A Prelude to Piracy: Somalia's Poor Fishermen
The outcry, addressed to the United Nations and the international community, was loud and bitter. "Help us solve the problem," said professional fisherman Muhammed Hussein from the coastal city of Marka, about 100 kilometers (62 miles) south of the Somali capital Mogadishu. "What is happening here is economic terrorism."
Jeylani Shaykh Abdi, another Somali fisherman, added: "They are not just robbing us of our fish. They are ramming our boats and taking our nets -- including the catch."
It wasn't long ago that Somali fisherman were loudly complaining about the poor state of their lives and livelihoods. About 700 ships from other countries, they said, were casting their nets along Somalia's roughly 3,300 kilometers (2,050 miles) of coastline, using practices that showed little consideration for the fish stocks or local fishermen. None of the trawlers, the Somali fishermen claimed, had a license or an agreement with the government in Mogadishu.

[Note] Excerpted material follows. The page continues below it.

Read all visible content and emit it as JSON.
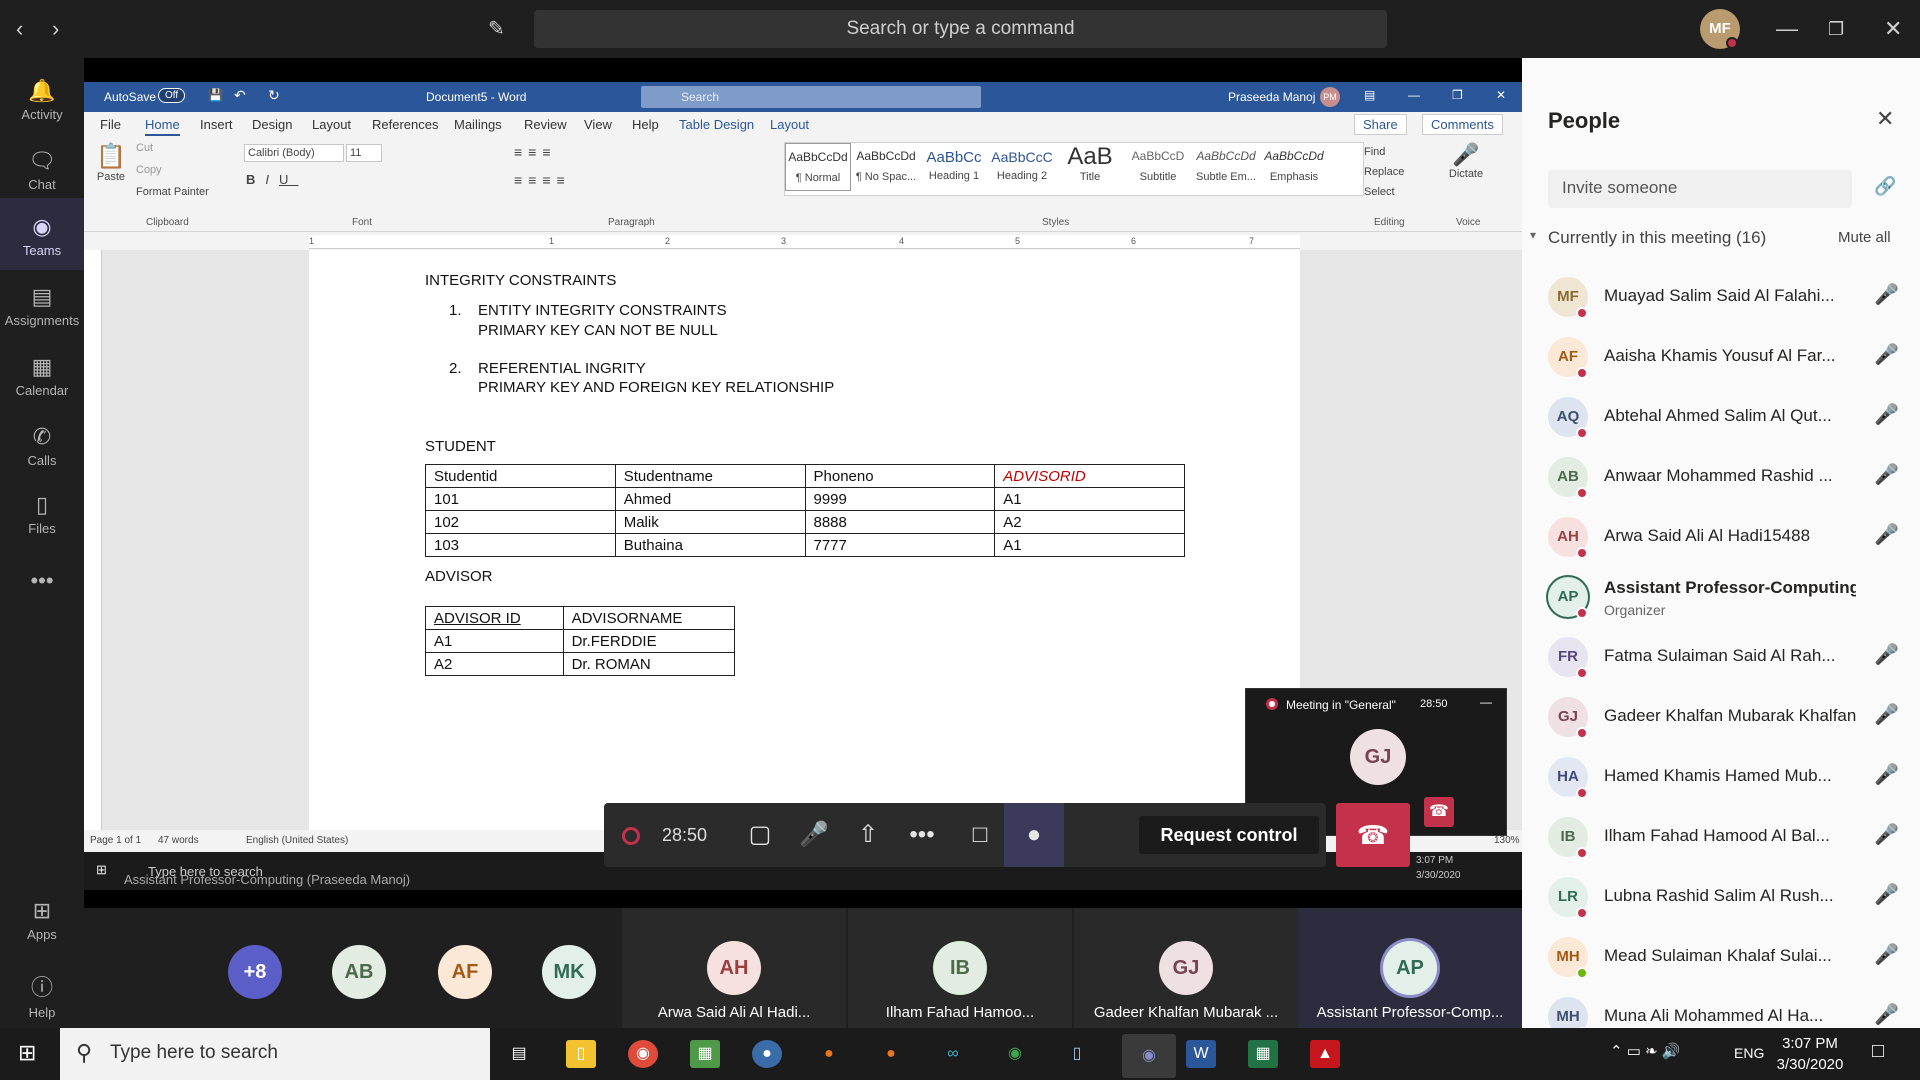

Of course, that government has wielded practically no influence over the past 15 years.